Writing about a visit to the company, House Beautiful has said: “When you step into the Jonathan Adler HQ, which he calls the Fantasy Factory, it’s like stepping into Jonathan’s catalogue. It’s glamorous, with bright prints and sleek furniture throughout the lobby. Go a bit deeper into the space, past all of his employees working… you’ll find his pottery studio. The floors are worn, the tabletops covered in dust, and unfinished pots are scattered around. This, Jonathan says, is where the fun happens. In this tiny corner studio, ceramics are created that turn the fantasy factory into The Fantasy Factory.”

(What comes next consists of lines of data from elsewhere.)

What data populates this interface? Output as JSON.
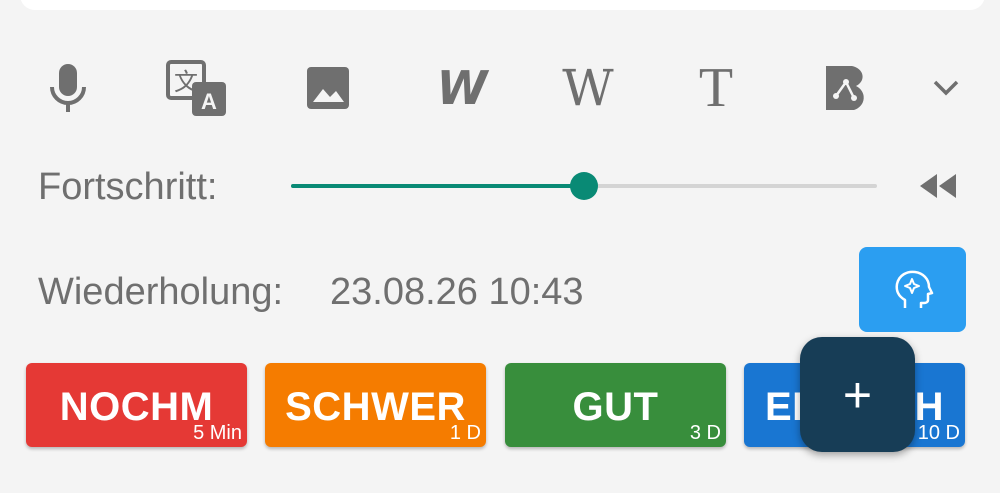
{
  "toolbar": {
    "items": [
      {
        "icon": "microphone-icon"
      },
      {
        "icon": "translate-icon"
      },
      {
        "icon": "image-icon"
      },
      {
        "icon": "wiki-bold-w-icon",
        "glyph": "W"
      },
      {
        "icon": "wikipedia-icon",
        "glyph": "W"
      },
      {
        "icon": "text-icon",
        "glyph": "T"
      },
      {
        "icon": "beolingus-icon"
      },
      {
        "icon": "chevron-down-icon"
      }
    ]
  },
  "progress": {
    "label": "Fortschritt:",
    "value": 0.5,
    "rewind_icon": "rewind-icon"
  },
  "review": {
    "label": "Wiederholung:",
    "date": "23.08.26 10:43",
    "ai_icon": "head-sparkle-icon"
  },
  "answers": [
    {
      "label": "NOCHM",
      "sub": "5 Min",
      "color": "#e53935"
    },
    {
      "label": "SCHWER",
      "sub": "1 D",
      "color": "#f57c00"
    },
    {
      "label": "GUT",
      "sub": "3 D",
      "color": "#388e3c"
    },
    {
      "label": "EINFACH",
      "sub": "10 D",
      "color": "#1976d2"
    }
  ],
  "fab": {
    "label": "+"
  },
  "colors": {
    "accent": "#098a75",
    "fab": "#173d56",
    "ai_button": "#2b9ef1"
  }
}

Adler used to spend 12 hours a day in the studio. “I would get there with my roller skates (it was the 90’s) and work on my vases the whole day while listening to music,” he told Elle Decor. “Then I’d return home exhausted. Later, I found a workshop of incredibly talented artisans in Peru that would end up creating the pieces in my place. Renouncing that part of my work gave me more time to add new products to the line and it also allowed me to move on to design furniture, lights, pillows and entire spaces.”
The designer’s muses include the late David Hicks (1929-98), an English interior decorator and designer noted for using bold colours, mixing antique and modern furnishings and contemporary art for his famous clientele; and Alexander Girard (1907-93), who was an American architect, interior designer, furniture designer, industrial designer and textile designer. Of the latter, Adler tells Prestige: “He was prolific, original, chic and playful.”
Other influences mentioned by Adler: Bonnie Cashin (1908-2000), a pioneering designer of practical, uncomplicated sportswear and clothing for the independent American woman of the post-war era; Hans Coper (1920-81), an influential German-born British studio potter; and Gio Ponti (1891-1979), an Italian architect, industrial designer and furniture designer. Adler also admires the work of Andy Warhol, Leroy Neiman, Yves Saint Laurent and Madonna.
“I am like a sponge for design and culture,” Adler told The Telegraph. “When I studied in London in 1987, I spent my entire time at the V&A, so I do have an extremely broad frame of reference. I’ve switched into squillions of different categories and design idioms but everything looks like moi and it’s always been about modern American glamour; modern in the sense that it’s new, there is an innately American optimism and I’ve tried to keep it always glamorous.”
Adler is delighted to have found new clients in Asia. He says they have encouraged him to become even more audacious in his approach: “Our customers in Asia are much bolder and daring than in the US. American consumers tend to play it safe, but my Asian consumers tend to go for more over-the-top styles.”
Finally, we ask Adler what he thinks is the secret to great interior style. “Fearlessness,” he replies. “Don’t worry about any so-called rules. We live in an ‘anything goes world, and if you love it, it will work. I wouldn’t have it any other way.”